YOUR ASSIGNMENT → Filter out every line below that lacks "Google", and copy the rest.

DATA FOR THIS EXERCISE →
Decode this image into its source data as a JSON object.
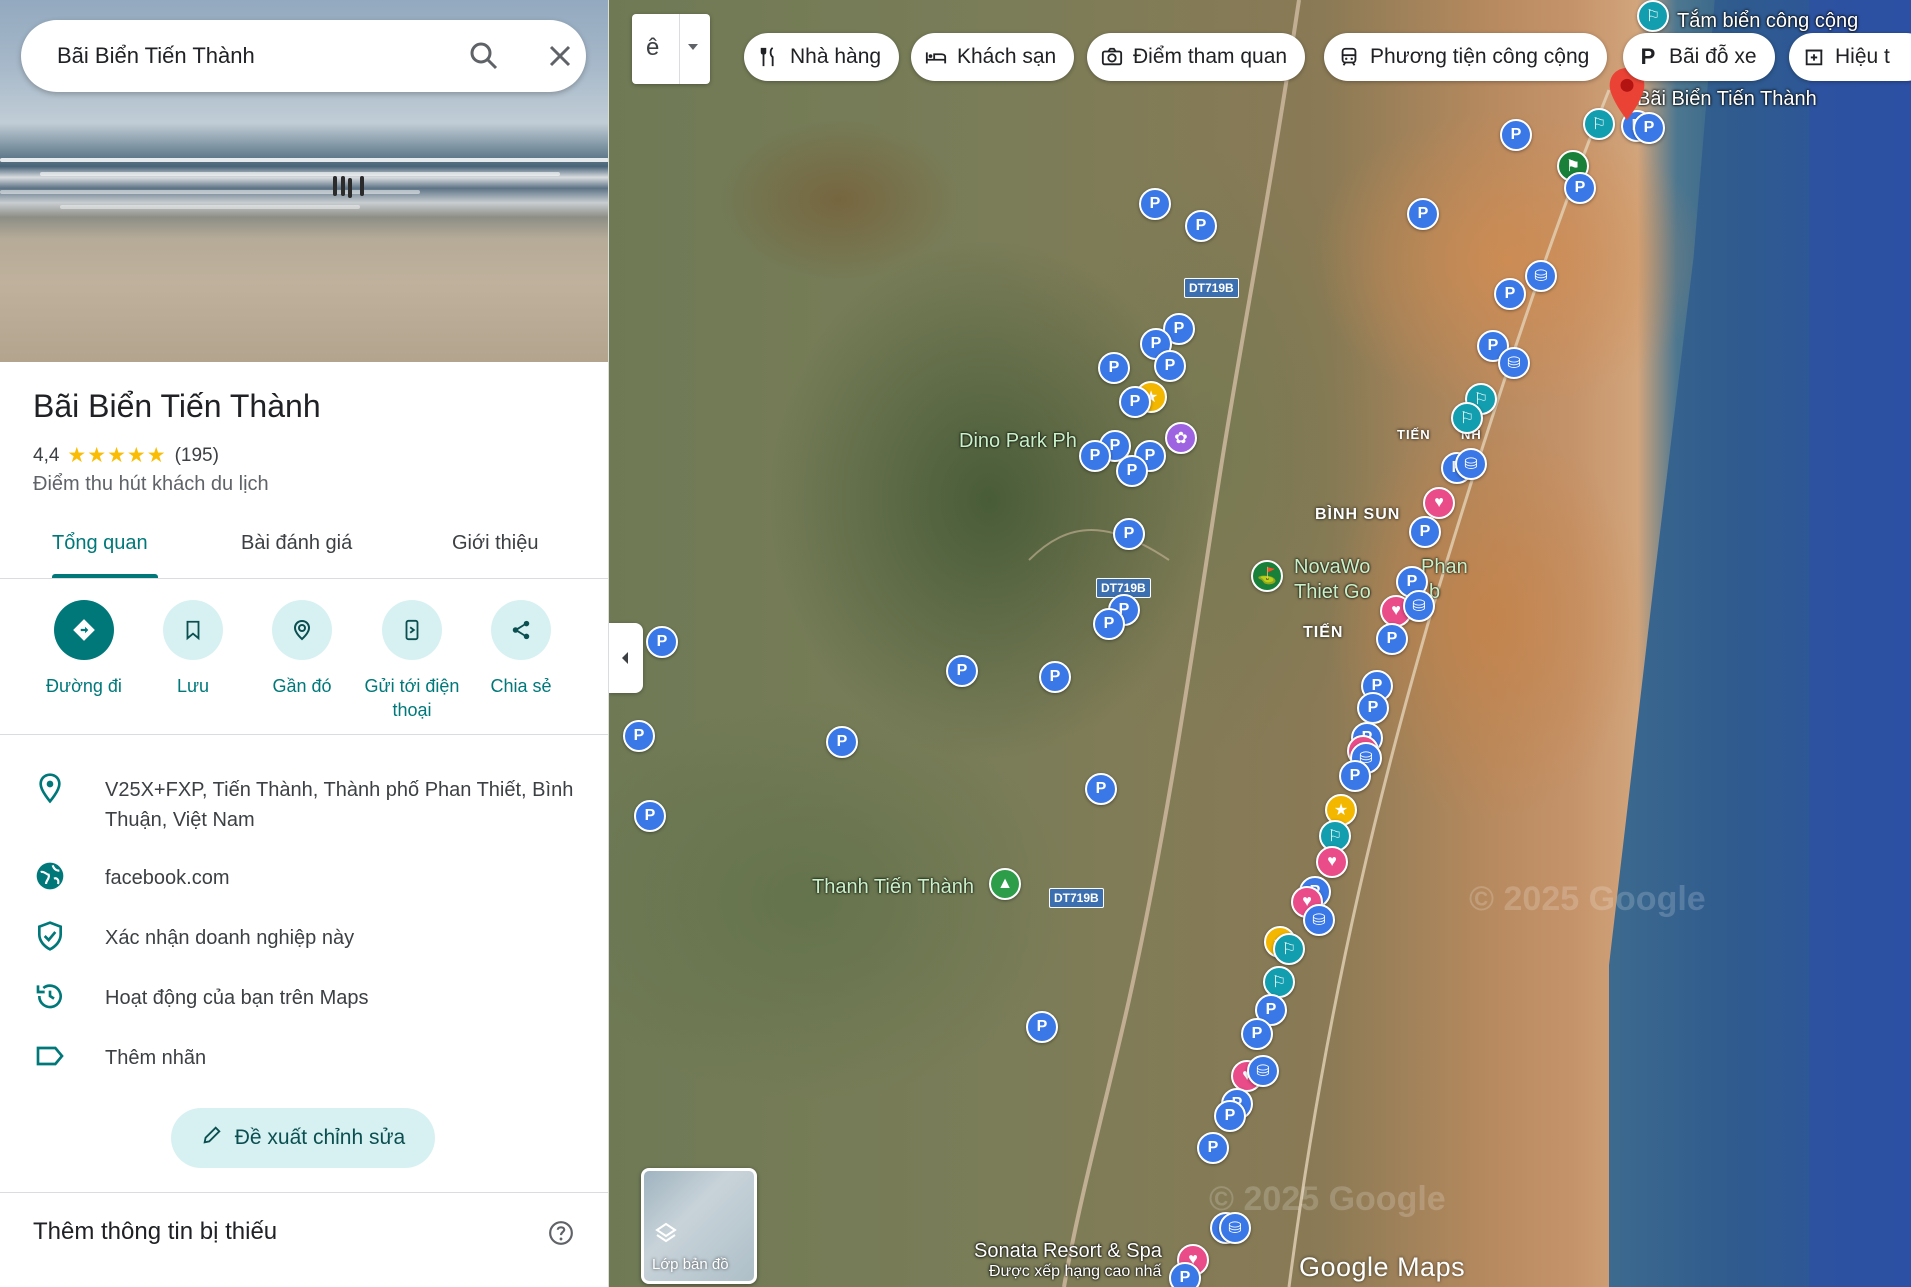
{
  "search": {
    "value": "Bãi Biển Tiến Thành"
  },
  "place": {
    "title": "Bãi Biển Tiến Thành",
    "rating": "4,4",
    "stars": "★★★★★",
    "review_count": "(195)",
    "category": "Điểm thu hút khách du lịch"
  },
  "tabs": [
    {
      "label": "Tổng quan",
      "active": true
    },
    {
      "label": "Bài đánh giá",
      "active": false
    },
    {
      "label": "Giới thiệu",
      "active": false
    }
  ],
  "actions": [
    {
      "label": "Đường đi",
      "icon": "directions-icon"
    },
    {
      "label": "Lưu",
      "icon": "bookmark-icon"
    },
    {
      "label": "Gần đó",
      "icon": "nearby-icon"
    },
    {
      "label": "Gửi tới điện thoại",
      "icon": "send-to-phone-icon"
    },
    {
      "label": "Chia sẻ",
      "icon": "share-icon"
    }
  ],
  "info": {
    "address": "V25X+FXP, Tiến Thành, Thành phố Phan Thiết, Bình Thuận, Việt Nam",
    "website": "facebook.com",
    "claim": "Xác nhận doanh nghiệp này",
    "activity": "Hoạt động của bạn trên Maps",
    "label": "Thêm nhãn"
  },
  "suggest_edit": "Đề xuất chỉnh sửa",
  "missing_info": "Thêm thông tin bị thiếu",
  "map": {
    "lang_label": "ê",
    "chips": [
      {
        "label": "Nhà hàng",
        "icon": "restaurant-icon"
      },
      {
        "label": "Khách sạn",
        "icon": "hotel-icon"
      },
      {
        "label": "Điểm tham quan",
        "icon": "camera-icon"
      },
      {
        "label": "Phương tiện công cộng",
        "icon": "transit-icon"
      },
      {
        "label": "Bãi đỗ xe",
        "icon": "parking-icon"
      },
      {
        "label": "Hiệu t",
        "icon": "pharmacy-icon"
      }
    ],
    "labels": {
      "selected_place": "Bãi Biển Tiến Thành",
      "public_bath": "Tắm biển công cộng",
      "dino_park": "Dino Park Ph",
      "novaworld_1": "NovaWo",
      "novaworld_2": "Phan",
      "novaworld_3": "Thiet Go",
      "novaworld_4": "b",
      "thanh_tien_thanh": "Thanh Tiến Thành",
      "sonata": "Sonata Resort & Spa",
      "sonata_sub": "Được xếp hạng cao nhấ",
      "tien_thanh_area": "TIẾN",
      "tien_thanh_area2": "NH",
      "binh_sun": "BÌNH SUN",
      "tien_small": "TIẾN"
    },
    "road_shields": [
      "DT719B",
      "DT719B",
      "DT719B"
    ],
    "watermarks": [
      "© 2025 Google",
      "© 2025 Google"
    ],
    "layers_label": "Lớp bản đồ",
    "logo": "Google Maps"
  }
}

RESULT →
      "© 2025 Google",
      "© 2025 Google"
    "logo": "Google Maps"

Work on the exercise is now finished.